Archive for November, 2010

Our Christian Life

Sunday, November 14th, 2010

In a recent edition of Unirea-Canton, the monthly newsletter of the Romanian Catholic Diocese in America, Bishop John Michael (page 3) and Hieromonk Maximos (page 14) give us insightful “food for thought” for how we live our Christian lives. His Grace talks about how we live in the world and respond to the continual temptation of sin. Father Maximos makes this same topic personal by connecting our actions to the Gospel of Christ. How many of us have really thought about this—really thought about it deeply?

Do we reveal Christ through our actions in every day activity to our family, co-workers, friends, neighbors, or even strangers? Did we vote in this past election according to the teachings of Christ and His Church? Do we truly take the Gospel of Christ home from church on Sunday, after the Divine Liturgy, and live according to His commandment—to love one another?

The Sunday of the Last Judgment is commemorated on the Sunday before the Great Fast, Lent. The icon depicting this event shows Christ as Judge over all of creation, and is one of the few icons that depicts God the Father. I find it to be a useful reminder to live the life that Christ wants me to live, the reason I was put on this earth. He commands us to spread the “good news” of salvation through Him. We are to reveal Christ to the world by acting according to His teachings, and by being the image of Him in all things that we do or say or even think.

Going to church on Sunday is edifying and a wonderful experience. But, to truly experience the Kingdom of God, we must take that experience into the world, revel in God’s creation, and shape it in our small way. Small actions may have a huge impact on someone else; we’ll probably never know. But God will know, and we’ll be judged on the Last Day according to how we live our lives EVERY day, not just on Sunday!

Video Recordings with Metropolitan Kallistos

Sunday, November 7th, 2010

Over the last few years, OLTV has been producing recordings of past Orientale Lumen Conferences, both plenary lectures and liturgical services, as well as several special events around the world. We have also been making special recordings by scholars and theologians on various related topics dealing with liturgy, spirituality, theology, history, and ecumenism.
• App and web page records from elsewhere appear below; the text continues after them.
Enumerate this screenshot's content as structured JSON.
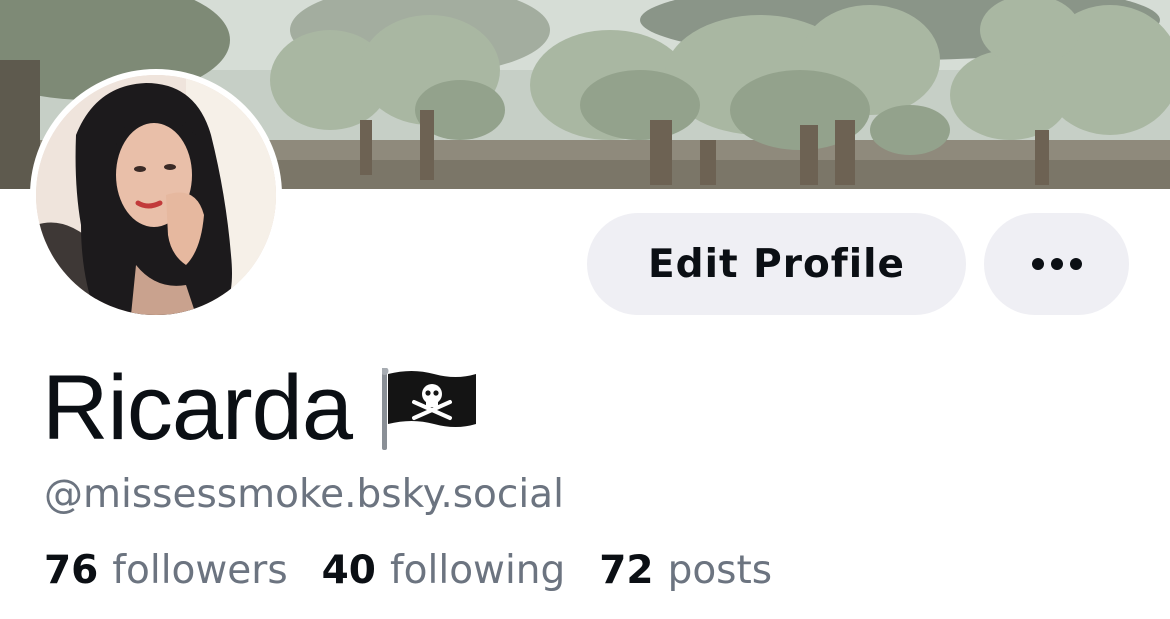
{
  "profile": {
    "display_name": "Ricarda",
    "name_emoji": "pirate-flag-icon",
    "handle": "@missessmoke.bsky.social"
  },
  "actions": {
    "edit_profile_label": "Edit Profile",
    "more_icon": "ellipsis-icon"
  },
  "stats": {
    "followers_count": "76",
    "followers_label": "followers",
    "following_count": "40",
    "following_label": "following",
    "posts_count": "72",
    "posts_label": "posts"
  },
  "colors": {
    "text_primary": "#0b0f14",
    "text_secondary": "#6c7480",
    "button_background": "#efeff4"
  }
}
The idea of these lectures is to preserve the wisdom and knowledge of key Church figures not only through their writings in books, but also in their person by video and audio recordings.

During my visit to Oxford last weekend to see Metropolitan Kallistos, we recorded six lectures on Church ecclesiology, or the study of the Church. His Grace entitled the series “The Mystery of the Church” and they are arranged into the following six lectures:

1: Why the Church? (57min)

2: The Church According to the Greek Fathers, Part 1 (53min)

3: The Church According to the Greek Fathers, Part 2 (46min)

4: The Church in 19th Century Russian Thought (33min)

5: The Church in 20th Century Orthodox Thought (47min)

6: The Church in Present-Day Dialogues (49min)

This series of lectures by Metropolitan Kallistos discuss various aspects of Eastern ecclesiology as it has developed through the ages. He begins with a discussion on the importance of the Church and its role in the world, and then moves on to discuss the theology of the Church as found in the Greek Fathers, Russian thought, and finally modern thought. Particularly emphasized is the theology of communion. This series is wonderful for all who desire to deepen their understanding of the ecumenical dialogue today.

In addition to these lectures, His Grace also recording a 45 minute talk on The Holy Icon: A Door Into Eternity. This reflection discusses the definition of an icon, their purpose, how they are used, and how they related to the Church doctrines of Incarnation, Creation and the Human Person. I found this lecture particularly educational that could be used as a Lenten program for personal enrichment or a parish day of recollection.

All of these programs will be available for purchase as CD or DVD recordings from the OL Conference online catalog or by calling 703-691-8862.